→ **What this task involves**: Before you return the entries below, strip out the pictures and keep all else exact.

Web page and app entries
——
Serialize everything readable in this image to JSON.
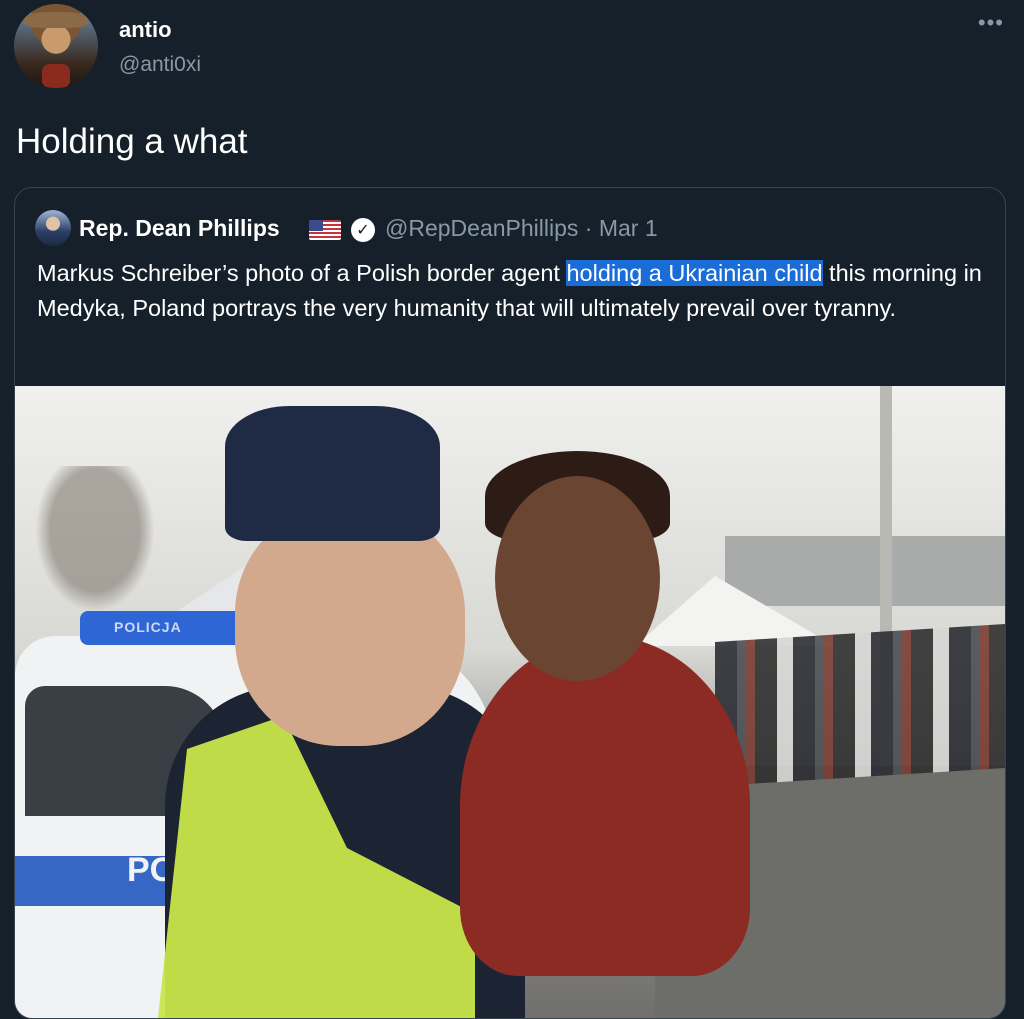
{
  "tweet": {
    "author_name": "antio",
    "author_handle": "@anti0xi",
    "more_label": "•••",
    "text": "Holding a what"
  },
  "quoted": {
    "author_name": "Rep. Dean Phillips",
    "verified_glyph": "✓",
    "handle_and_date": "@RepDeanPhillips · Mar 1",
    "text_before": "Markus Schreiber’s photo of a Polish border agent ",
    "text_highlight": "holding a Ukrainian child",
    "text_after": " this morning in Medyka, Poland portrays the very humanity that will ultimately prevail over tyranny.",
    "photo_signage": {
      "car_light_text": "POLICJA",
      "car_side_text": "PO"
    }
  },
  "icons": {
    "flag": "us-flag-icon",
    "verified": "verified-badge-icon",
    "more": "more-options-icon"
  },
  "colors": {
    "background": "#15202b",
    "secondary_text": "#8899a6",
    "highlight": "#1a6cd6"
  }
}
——
→ **Answer space**:
Serialize everything readable in this image to JSON.
{
  "tweet": {
    "author_name": "antio",
    "author_handle": "@anti0xi",
    "more_label": "•••",
    "text": "Holding a what"
  },
  "quoted": {
    "author_name": "Rep. Dean Phillips",
    "verified_glyph": "✓",
    "handle_and_date": "@RepDeanPhillips · Mar 1",
    "text_before": "Markus Schreiber’s photo of a Polish border agent ",
    "text_highlight": "holding a Ukrainian child",
    "text_after": " this morning in Medyka, Poland portrays the very humanity that will ultimately prevail over tyranny.",
    "photo_signage": {
      "car_light_text": "POLICJA",
      "car_side_text": "PO"
    }
  },
  "icons": {
    "flag": "us-flag-icon",
    "verified": "verified-badge-icon",
    "more": "more-options-icon"
  },
  "colors": {
    "background": "#15202b",
    "secondary_text": "#8899a6",
    "highlight": "#1a6cd6"
  }
}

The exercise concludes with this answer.